Those tankers, along with several smaller ones retained for other operational delays, are holding a combined 2.9 million barrels, according to the data.
The list includes the Aframax Hero, loaded in September with 520,000 barrels of fuel oil bound for China. The cargo is moored in Curacao, delayed by more than 100 days, until a payment to inspection firm Saybolt (CLB.N) is made. [nL1N1CY00P]
PDVSA's crude exports fell to 1.59 million barrels per day (bpd) in the last quarter of 2016 from 1.82 million bpd in the first quarter, a 13 percent decline, according to Thomson Reuters trade flows data. [tmsnrt.rs/2baTeGm]
Vessels started to become soiled by crude in PDVSA’s ports last year amid intermittent oil leaks at Bajo Grande terminal in Venezuela’s Lake Maracaibo, according to sources close to that operation.
Maritime laws prohibit stained tankers from navigating international waters until hull cleaning is performed.

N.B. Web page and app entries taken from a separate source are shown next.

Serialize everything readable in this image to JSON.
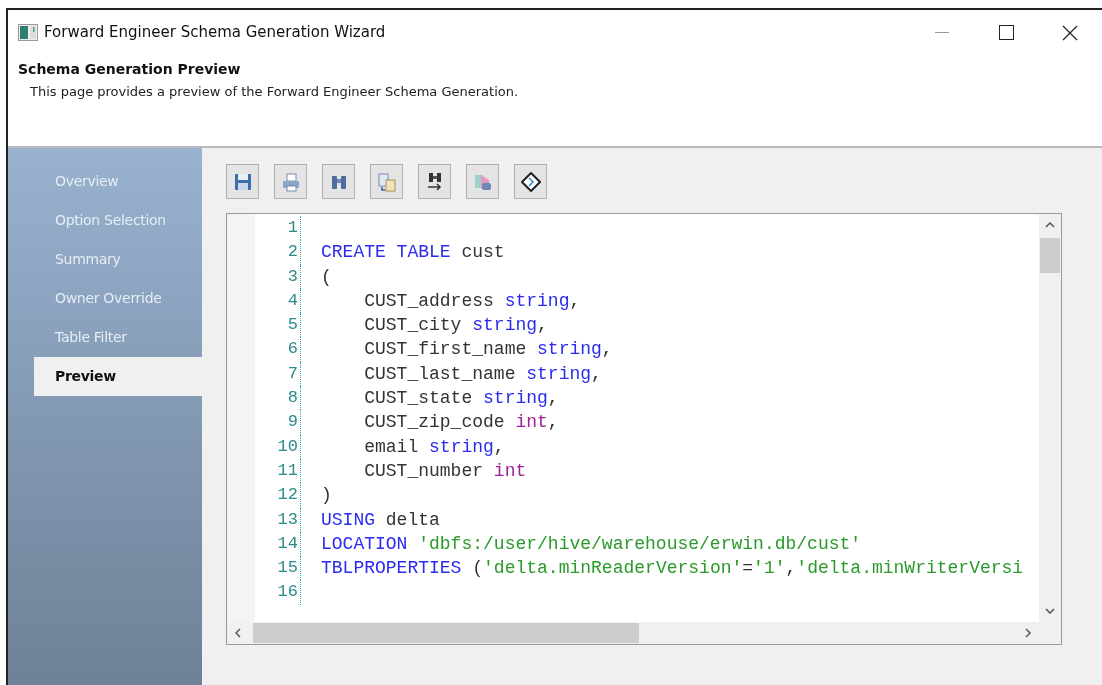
{
  "window": {
    "title": "Forward Engineer Schema Generation Wizard"
  },
  "header": {
    "title": "Schema Generation Preview",
    "description": "This page provides a preview of the Forward Engineer Schema Generation."
  },
  "sidebar": {
    "items": [
      {
        "label": "Overview",
        "selected": false
      },
      {
        "label": "Option Selection",
        "selected": false
      },
      {
        "label": "Summary",
        "selected": false
      },
      {
        "label": "Owner Override",
        "selected": false
      },
      {
        "label": "Table Filter",
        "selected": false
      },
      {
        "label": "Preview",
        "selected": true
      }
    ]
  },
  "editor": {
    "lines": [
      {
        "number": "1"
      },
      {
        "number": "2",
        "tokens": [
          {
            "kind": "keyword",
            "text": "CREATE TABLE"
          },
          {
            "kind": "plain",
            "text": " cust"
          }
        ]
      },
      {
        "number": "3",
        "tokens": [
          {
            "kind": "plain",
            "text": "("
          }
        ]
      },
      {
        "number": "4",
        "tokens": [
          {
            "kind": "plain",
            "text": "    CUST_address "
          },
          {
            "kind": "type",
            "text": "string"
          },
          {
            "kind": "plain",
            "text": ","
          }
        ]
      },
      {
        "number": "5",
        "tokens": [
          {
            "kind": "plain",
            "text": "    CUST_city "
          },
          {
            "kind": "type",
            "text": "string"
          },
          {
            "kind": "plain",
            "text": ","
          }
        ]
      },
      {
        "number": "6",
        "tokens": [
          {
            "kind": "plain",
            "text": "    CUST_first_name "
          },
          {
            "kind": "type",
            "text": "string"
          },
          {
            "kind": "plain",
            "text": ","
          }
        ]
      },
      {
        "number": "7",
        "tokens": [
          {
            "kind": "plain",
            "text": "    CUST_last_name "
          },
          {
            "kind": "type",
            "text": "string"
          },
          {
            "kind": "plain",
            "text": ","
          }
        ]
      },
      {
        "number": "8",
        "tokens": [
          {
            "kind": "plain",
            "text": "    CUST_state "
          },
          {
            "kind": "type",
            "text": "string"
          },
          {
            "kind": "plain",
            "text": ","
          }
        ]
      },
      {
        "number": "9",
        "tokens": [
          {
            "kind": "plain",
            "text": "    CUST_zip_code "
          },
          {
            "kind": "number_type",
            "text": "int"
          },
          {
            "kind": "plain",
            "text": ","
          }
        ]
      },
      {
        "number": "10",
        "tokens": [
          {
            "kind": "plain",
            "text": "    email "
          },
          {
            "kind": "type",
            "text": "string"
          },
          {
            "kind": "plain",
            "text": ","
          }
        ]
      },
      {
        "number": "11",
        "tokens": [
          {
            "kind": "plain",
            "text": "    CUST_number "
          },
          {
            "kind": "number_type",
            "text": "int"
          }
        ]
      },
      {
        "number": "12",
        "tokens": [
          {
            "kind": "plain",
            "text": ")"
          }
        ]
      },
      {
        "number": "13",
        "tokens": [
          {
            "kind": "keyword",
            "text": "USING"
          },
          {
            "kind": "plain",
            "text": " delta"
          }
        ]
      },
      {
        "number": "14",
        "tokens": [
          {
            "kind": "keyword",
            "text": "LOCATION "
          },
          {
            "kind": "string",
            "text": "'dbfs:/user/hive/warehouse/erwin.db/cust'"
          }
        ]
      },
      {
        "number": "15",
        "tokens": [
          {
            "kind": "keyword",
            "text": "TBLPROPERTIES"
          },
          {
            "kind": "plain",
            "text": " ("
          },
          {
            "kind": "string",
            "text": "'delta.minReaderVersion'"
          },
          {
            "kind": "plain",
            "text": "="
          },
          {
            "kind": "string",
            "text": "'1'"
          },
          {
            "kind": "plain",
            "text": ","
          },
          {
            "kind": "string",
            "text": "'delta.minWriterVersi"
          }
        ]
      },
      {
        "number": "16"
      }
    ]
  }
}
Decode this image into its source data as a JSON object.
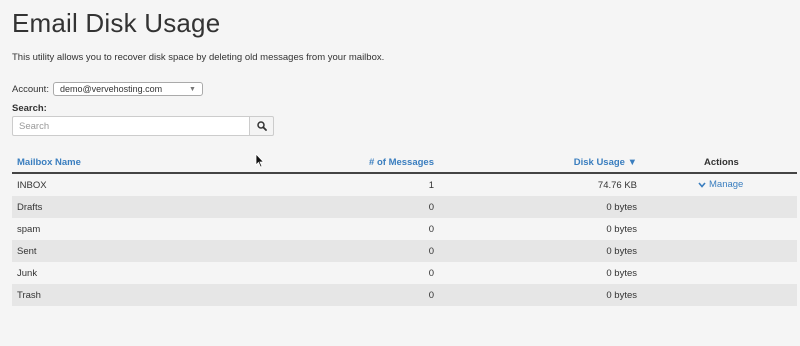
{
  "page": {
    "title": "Email Disk Usage",
    "description": "This utility allows you to recover disk space by deleting old messages from your mailbox."
  },
  "account": {
    "label": "Account:",
    "selected": "demo@vervehosting.com"
  },
  "search": {
    "label": "Search:",
    "placeholder": "Search",
    "value": ""
  },
  "table": {
    "headers": {
      "name": "Mailbox Name",
      "messages": "# of Messages",
      "usage": "Disk Usage ▼",
      "actions": "Actions"
    },
    "rows": [
      {
        "name": "INBOX",
        "messages": "1",
        "usage": "74.76 KB",
        "action": "Manage"
      },
      {
        "name": "Drafts",
        "messages": "0",
        "usage": "0 bytes",
        "action": ""
      },
      {
        "name": "spam",
        "messages": "0",
        "usage": "0 bytes",
        "action": ""
      },
      {
        "name": "Sent",
        "messages": "0",
        "usage": "0 bytes",
        "action": ""
      },
      {
        "name": "Junk",
        "messages": "0",
        "usage": "0 bytes",
        "action": ""
      },
      {
        "name": "Trash",
        "messages": "0",
        "usage": "0 bytes",
        "action": ""
      }
    ]
  },
  "colors": {
    "link": "#3a7ebf",
    "alt_row": "#e6e6e6",
    "background": "#f5f5f5"
  },
  "icons": {
    "search": "magnifier-icon",
    "select_caret": "caret-down-icon",
    "manage": "chevron-down-icon",
    "pointer": "mouse-cursor-icon"
  }
}
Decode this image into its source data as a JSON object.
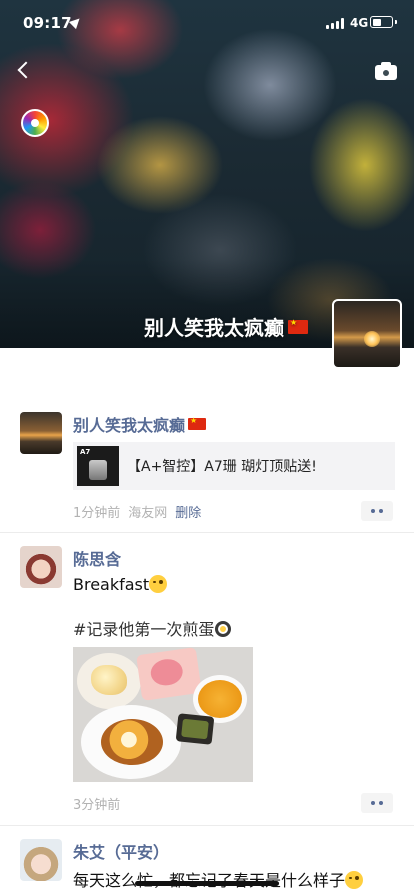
{
  "status_bar": {
    "time": "09:17",
    "network": "4G",
    "battery_level": 0.4
  },
  "header": {
    "back_icon": "chevron-left-icon",
    "camera_icon": "camera-icon",
    "cover_name": "别人笑我太疯癫",
    "cover_flag": "china-flag-icon"
  },
  "posts": [
    {
      "name": "别人笑我太疯癫",
      "link_card": {
        "thumb_label": "A7",
        "title": "【A+智控】A7珊 瑚灯顶贴送!"
      },
      "time": "1分钟前",
      "source": "海友网",
      "delete_label": "删除"
    },
    {
      "name": "陈思含",
      "text": "Breakfast",
      "topic": "#记录他第一次煎蛋",
      "time": "3分钟前"
    },
    {
      "name": "朱艾（平安）",
      "text": "每天这么忙，都忘记了春天是什么样子"
    }
  ],
  "colors": {
    "link_blue": "#576b95",
    "meta_gray": "#b2b2b2",
    "divider": "#ececec"
  }
}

While PDVSA’s debts to cleaning firms grow, the leaks have not been repaired, so dozens of vessels have traveled within the country in recent months, spreading the problem to other terminals, including Puerto la Cruz, La Salina, Cardon and Amuay, the documents state.
Cleaning, which is performed at the Guaranao Port, located close to Venezuela’s largest refinery, has taken as much as two months in some cases, an inspector said.
A crude spill at Jose in January stained more tankers, this time affecting vessels waiting to load crude for exports.
PDVSA last week said the affected dock at Jose resumed operations, but there is a logjam of ships needing cleaning, affecting regular foreign buyers of Venezuelan crude, the inspector and a trader from a firm buying Venezuelan oil said. [nL1N1F71I7][nL1N1F80NG]
Some of PDVSA’s joint venture partners in projects in the Orinoco belt have proposed picking up part of the bill, paying cleaning companies in dollars to amortize debts faster and ease the bottleneck, but the state-run firm has refused due to its cash flow constraints, the trader said.
Reporting by Marianna Parraga in Houston and Mircely Guanipa in Punto Fijo, Venezuela; Editing by Marguerita Choy